Wisconsin Gov. Scott Walker, whom Trump last month declared “is not doing a great job,” became a “great” governor. He dubbed Sen. Marco Rubio (Fla.) “a great guy” instead of “Little Marco.” And he called Sen. Lindsey O. Graham (S.C.) – whose cellphone number he once gave out at a rally -- “a nice guy.”

“Once I defeat them, I like every one of them,” Trump said. “I don’t like Lyin’ Ted … but in about four or five weeks from now, I think he’s going to be one of my best friends.”

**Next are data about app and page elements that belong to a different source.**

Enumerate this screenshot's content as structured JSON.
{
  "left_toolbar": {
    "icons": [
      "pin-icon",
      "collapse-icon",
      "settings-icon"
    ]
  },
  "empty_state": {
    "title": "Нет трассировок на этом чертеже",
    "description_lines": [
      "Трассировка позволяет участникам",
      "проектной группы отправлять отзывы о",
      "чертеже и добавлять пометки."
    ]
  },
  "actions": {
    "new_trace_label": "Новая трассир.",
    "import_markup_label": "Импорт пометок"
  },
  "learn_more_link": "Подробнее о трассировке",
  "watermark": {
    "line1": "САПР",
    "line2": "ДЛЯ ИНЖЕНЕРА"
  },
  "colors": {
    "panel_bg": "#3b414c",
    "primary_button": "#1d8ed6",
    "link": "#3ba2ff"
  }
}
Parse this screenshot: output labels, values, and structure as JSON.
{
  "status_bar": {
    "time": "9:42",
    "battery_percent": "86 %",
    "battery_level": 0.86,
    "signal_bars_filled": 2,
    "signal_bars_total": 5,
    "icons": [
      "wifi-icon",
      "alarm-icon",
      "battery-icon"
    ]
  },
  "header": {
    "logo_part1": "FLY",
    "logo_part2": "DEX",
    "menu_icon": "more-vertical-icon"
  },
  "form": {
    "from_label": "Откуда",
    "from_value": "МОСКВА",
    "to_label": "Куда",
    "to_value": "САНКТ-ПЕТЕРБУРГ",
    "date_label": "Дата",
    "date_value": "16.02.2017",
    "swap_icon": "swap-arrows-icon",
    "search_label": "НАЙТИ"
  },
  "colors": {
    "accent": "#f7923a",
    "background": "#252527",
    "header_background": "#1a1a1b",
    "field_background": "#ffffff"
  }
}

But Trump told the rally-goers to expect him to play golf instead of offering contrived platitudes for a well-fought campaign if he ends up losing.

“I’m not going to ever do that, folks,” he said. “It’s a phony business, this politics."

With an eye to the general election, Trump offered a harsher assessment of the Democratic presidential contenders, Hillary Clinton and Bernie Sanders, whom he called a communist.

He predicted record voter turnout in a general election matchup between himself and Clinton, which he described as a battle between “crooked Clinton and wonderful Donald.”

Trump chose a working-class rural community close to the border of Pennsylvania, which also will vote Tuesday, for his rally site.